Appellant was traveling from what one detective testified was a supply city (San Diego) to a demand city (Houston). She was traveling on a known conduit for the commerce in drugs (an East-West train). She had been in Tijuana, Mexico, just days before she left San Diego. Tijuana is a known manufacturing site for methamphetamine. The jury could infer from these facts that the drug was destined for commerce with others. See Utomi, 243 S.W.3d at 82 (nature of location where accused arrested as a relevant factor). Appellant had only a few changes of clothes with her, suggesting that she did not intend to stay long in Houston. But she had no implements in her possession to consume any of the drug. It would seem unlikely that a person on a several day trip would carry such a large quantity of a drug for personal use, without any of the paraphernalia to actually use the drug. See Mack v. State, 859 S.W.2d 526, 529 (Tex.App.--Houston [1st Dist.] 1993, no pet.)(lack of drug paraphernalia as negating inference drugs were for personal use). The State could have certainly done more to explain the significance of this quantity of the drug (i.e. calculate the street value, or provide the usual dosage for personal use). Nonetheless, the jury could have used its own common sense to understand that an offense based on grams of a substance takes on added significance when those grams add up to many pounds.
Appellant relies on the discussion in Branch v. State, 833 S.W.2d 242 (Tex.App.--Dallas 1992, pet. ref'd), a case where the court held the evidence sufficient to prove intent to deliver. In reaching that conclusion, the Branch court distinguished its earlier decision in Turner v. State, 681 S.W.2d 849 (Tex.App.--Dallas 1984, pet. ref'd), a case where the court held the evidence insufficient to prove intent to deliver. Turner, however, was decided at a time when courts used the “reasonable-alternative-hypothesis construct” for analyzing legal insufficiency claims; that construct has since been rejected. See Geesa v. State, 820 S.W.2d 154, 160 (Tex.Crim.App. 1991), overruled on other grounds by Paulson v. State, 28 S.W.3d 570, 571-72 (Tex.Crim.App. 2000). Accordingly, we find the discussion in Turner unhelpful.
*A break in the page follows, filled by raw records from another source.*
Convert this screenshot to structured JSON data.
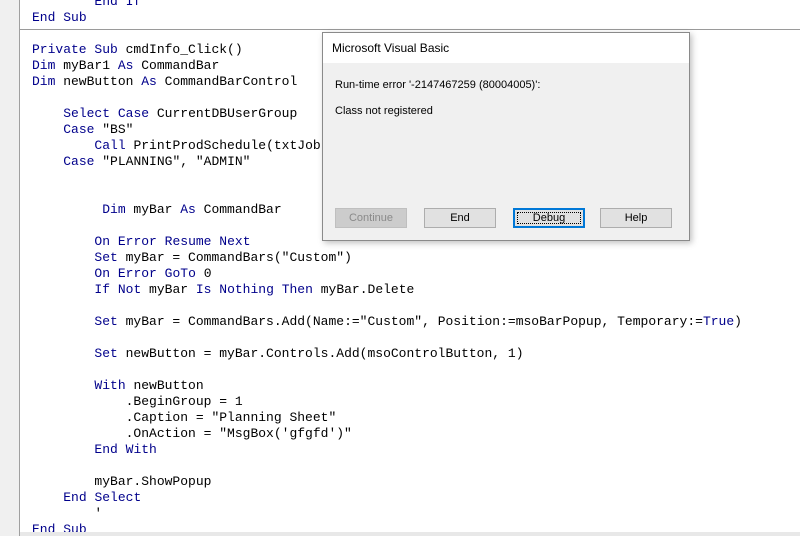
{
  "code": {
    "lines": [
      "        End If",
      "End Sub",
      "",
      "Private Sub cmdInfo_Click()",
      "Dim myBar1 As CommandBar",
      "Dim newButton As CommandBarControl",
      "",
      "    Select Case CurrentDBUserGroup",
      "    Case \"BS\"",
      "        Call PrintProdSchedule(txtJob",
      "    Case \"PLANNING\", \"ADMIN\"",
      "",
      "",
      "         Dim myBar As CommandBar",
      "",
      "        On Error Resume Next",
      "        Set myBar = CommandBars(\"Custom\")",
      "        On Error GoTo 0",
      "        If Not myBar Is Nothing Then myBar.Delete",
      "",
      "        Set myBar = CommandBars.Add(Name:=\"Custom\", Position:=msoBarPopup, Temporary:=True)",
      "",
      "        Set newButton = myBar.Controls.Add(msoControlButton, 1)",
      "",
      "        With newButton",
      "            .BeginGroup = 1",
      "            .Caption = \"Planning Sheet\"",
      "            .OnAction = \"MsgBox('gfgfd')\"",
      "        End With",
      "",
      "        myBar.ShowPopup",
      "    End Select",
      "        '",
      "End Sub"
    ],
    "keywords": [
      "End If",
      "End Sub",
      "Private Sub",
      "Sub",
      "Dim",
      "As",
      "Select Case",
      "Case",
      "Call",
      "On Error Resume Next",
      "On Error GoTo",
      "Set",
      "If",
      "Not",
      "Is",
      "Nothing",
      "Then",
      "With",
      "End With",
      "End Select",
      "True",
      "Resume",
      "Next",
      "GoTo",
      "Error",
      "On",
      "End",
      "Private",
      "Select"
    ]
  },
  "dialog": {
    "title": "Microsoft Visual Basic",
    "message_error": "Run-time error '-2147467259 (80004005)':",
    "message_detail": "Class not registered",
    "buttons": {
      "continue": "Continue",
      "end": "End",
      "debug": "Debug",
      "help": "Help"
    }
  },
  "colors": {
    "keyword": "#00008b",
    "text": "#000000",
    "dialog_bg": "#f0f0f0",
    "focus_border": "#0078d7"
  }
}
The accumulation of several factors--finding the drugs in a known conduit for the drug trade between a “supply” and “demand” city, the apparent short duration of the trip without any paraphernalia for any personal use of the drug, and the sheer quantity of the drug--all collectively support the jury's finding of intent to deliver. We overrule Appellant's single point and affirm the conviction.
ANN CRAWFORD McCLURE, Chief Justice